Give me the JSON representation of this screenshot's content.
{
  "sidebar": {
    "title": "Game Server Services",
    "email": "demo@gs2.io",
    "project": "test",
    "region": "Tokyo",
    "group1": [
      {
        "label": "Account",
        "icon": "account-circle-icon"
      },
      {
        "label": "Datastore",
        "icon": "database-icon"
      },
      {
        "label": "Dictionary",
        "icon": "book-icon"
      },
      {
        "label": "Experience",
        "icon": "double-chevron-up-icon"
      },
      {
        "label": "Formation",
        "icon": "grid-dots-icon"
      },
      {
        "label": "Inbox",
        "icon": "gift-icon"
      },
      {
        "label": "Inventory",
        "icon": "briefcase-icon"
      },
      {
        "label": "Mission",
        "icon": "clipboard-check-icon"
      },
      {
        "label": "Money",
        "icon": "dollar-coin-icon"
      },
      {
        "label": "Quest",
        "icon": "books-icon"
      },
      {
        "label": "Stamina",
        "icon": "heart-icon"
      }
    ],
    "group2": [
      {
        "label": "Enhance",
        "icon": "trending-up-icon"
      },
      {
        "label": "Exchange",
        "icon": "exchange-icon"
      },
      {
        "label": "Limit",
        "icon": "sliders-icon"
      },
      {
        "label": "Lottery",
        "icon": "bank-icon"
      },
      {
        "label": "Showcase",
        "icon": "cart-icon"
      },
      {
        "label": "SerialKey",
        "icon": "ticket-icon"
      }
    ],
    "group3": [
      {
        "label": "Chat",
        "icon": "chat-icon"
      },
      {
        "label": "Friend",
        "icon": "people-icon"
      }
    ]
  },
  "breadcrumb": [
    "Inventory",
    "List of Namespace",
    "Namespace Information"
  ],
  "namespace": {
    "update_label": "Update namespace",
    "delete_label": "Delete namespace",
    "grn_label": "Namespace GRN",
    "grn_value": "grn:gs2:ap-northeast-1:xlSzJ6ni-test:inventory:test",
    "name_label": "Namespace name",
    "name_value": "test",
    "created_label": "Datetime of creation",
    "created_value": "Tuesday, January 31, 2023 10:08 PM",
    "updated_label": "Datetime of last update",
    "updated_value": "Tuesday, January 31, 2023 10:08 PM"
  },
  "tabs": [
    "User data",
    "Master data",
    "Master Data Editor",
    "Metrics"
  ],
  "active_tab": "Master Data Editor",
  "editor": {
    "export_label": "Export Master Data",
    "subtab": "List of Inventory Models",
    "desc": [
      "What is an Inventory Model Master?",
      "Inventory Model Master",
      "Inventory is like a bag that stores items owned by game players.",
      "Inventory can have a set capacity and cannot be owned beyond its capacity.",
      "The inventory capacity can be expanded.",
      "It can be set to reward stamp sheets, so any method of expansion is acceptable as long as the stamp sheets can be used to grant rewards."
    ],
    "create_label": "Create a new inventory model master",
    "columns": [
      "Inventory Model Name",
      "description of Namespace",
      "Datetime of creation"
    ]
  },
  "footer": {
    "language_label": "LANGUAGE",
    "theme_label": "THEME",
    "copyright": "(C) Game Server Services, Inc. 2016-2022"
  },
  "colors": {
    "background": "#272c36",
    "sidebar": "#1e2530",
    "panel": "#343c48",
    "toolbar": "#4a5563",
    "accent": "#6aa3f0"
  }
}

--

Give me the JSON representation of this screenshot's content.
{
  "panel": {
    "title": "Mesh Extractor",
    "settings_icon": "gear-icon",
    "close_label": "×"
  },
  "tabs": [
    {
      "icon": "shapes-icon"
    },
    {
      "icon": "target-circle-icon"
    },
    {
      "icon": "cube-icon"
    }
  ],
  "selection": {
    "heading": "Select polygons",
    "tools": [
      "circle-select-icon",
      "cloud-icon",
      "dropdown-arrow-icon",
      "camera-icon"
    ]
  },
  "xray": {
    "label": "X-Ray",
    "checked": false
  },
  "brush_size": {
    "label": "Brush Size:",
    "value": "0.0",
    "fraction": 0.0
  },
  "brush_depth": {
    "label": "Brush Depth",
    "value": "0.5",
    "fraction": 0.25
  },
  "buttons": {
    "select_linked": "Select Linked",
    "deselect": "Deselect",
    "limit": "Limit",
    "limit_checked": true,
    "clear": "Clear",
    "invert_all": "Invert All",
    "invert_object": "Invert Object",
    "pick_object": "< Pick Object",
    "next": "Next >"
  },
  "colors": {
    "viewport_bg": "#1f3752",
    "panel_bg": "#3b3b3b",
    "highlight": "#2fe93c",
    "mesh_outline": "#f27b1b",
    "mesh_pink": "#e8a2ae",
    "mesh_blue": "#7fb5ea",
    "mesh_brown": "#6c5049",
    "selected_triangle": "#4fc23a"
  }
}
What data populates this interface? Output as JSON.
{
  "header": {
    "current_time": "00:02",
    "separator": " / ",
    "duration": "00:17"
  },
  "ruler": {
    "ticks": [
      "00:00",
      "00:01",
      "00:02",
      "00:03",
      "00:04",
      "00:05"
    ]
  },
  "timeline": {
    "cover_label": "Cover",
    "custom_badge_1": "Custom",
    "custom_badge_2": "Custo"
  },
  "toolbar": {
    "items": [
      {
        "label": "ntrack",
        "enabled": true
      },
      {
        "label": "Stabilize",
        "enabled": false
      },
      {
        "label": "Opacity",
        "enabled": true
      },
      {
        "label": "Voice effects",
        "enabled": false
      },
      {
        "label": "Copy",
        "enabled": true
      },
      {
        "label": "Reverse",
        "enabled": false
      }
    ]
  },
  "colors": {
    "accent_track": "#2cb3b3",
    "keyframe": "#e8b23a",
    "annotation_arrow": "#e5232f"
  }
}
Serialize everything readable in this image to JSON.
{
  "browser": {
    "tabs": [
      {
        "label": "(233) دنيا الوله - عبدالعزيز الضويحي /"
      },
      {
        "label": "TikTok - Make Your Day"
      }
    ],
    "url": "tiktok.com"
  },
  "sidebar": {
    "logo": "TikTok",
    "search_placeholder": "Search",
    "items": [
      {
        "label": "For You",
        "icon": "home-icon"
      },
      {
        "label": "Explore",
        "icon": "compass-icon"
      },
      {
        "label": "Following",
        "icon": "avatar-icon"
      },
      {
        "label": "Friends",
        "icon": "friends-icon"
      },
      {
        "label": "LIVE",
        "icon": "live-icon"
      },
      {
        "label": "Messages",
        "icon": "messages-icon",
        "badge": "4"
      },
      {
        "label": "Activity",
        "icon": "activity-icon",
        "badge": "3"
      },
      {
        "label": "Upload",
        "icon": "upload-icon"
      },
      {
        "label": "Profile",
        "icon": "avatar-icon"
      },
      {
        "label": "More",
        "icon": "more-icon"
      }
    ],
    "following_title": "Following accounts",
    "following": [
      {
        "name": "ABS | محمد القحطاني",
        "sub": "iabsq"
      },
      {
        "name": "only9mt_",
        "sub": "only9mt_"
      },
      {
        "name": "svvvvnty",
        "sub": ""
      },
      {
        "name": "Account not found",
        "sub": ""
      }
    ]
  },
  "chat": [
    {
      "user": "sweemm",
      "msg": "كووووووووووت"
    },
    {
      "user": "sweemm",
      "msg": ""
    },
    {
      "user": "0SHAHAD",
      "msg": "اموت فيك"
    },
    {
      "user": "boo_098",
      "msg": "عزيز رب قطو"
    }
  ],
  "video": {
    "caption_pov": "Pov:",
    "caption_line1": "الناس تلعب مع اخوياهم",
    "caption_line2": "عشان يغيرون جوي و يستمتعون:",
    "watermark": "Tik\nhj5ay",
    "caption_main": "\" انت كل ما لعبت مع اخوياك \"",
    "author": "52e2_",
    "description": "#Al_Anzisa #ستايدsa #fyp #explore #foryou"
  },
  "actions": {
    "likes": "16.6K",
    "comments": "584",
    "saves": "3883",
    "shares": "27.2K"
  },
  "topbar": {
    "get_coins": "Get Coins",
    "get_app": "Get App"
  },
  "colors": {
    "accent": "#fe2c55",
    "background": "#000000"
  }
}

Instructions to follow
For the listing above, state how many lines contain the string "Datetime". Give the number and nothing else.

Solution for this exercise
3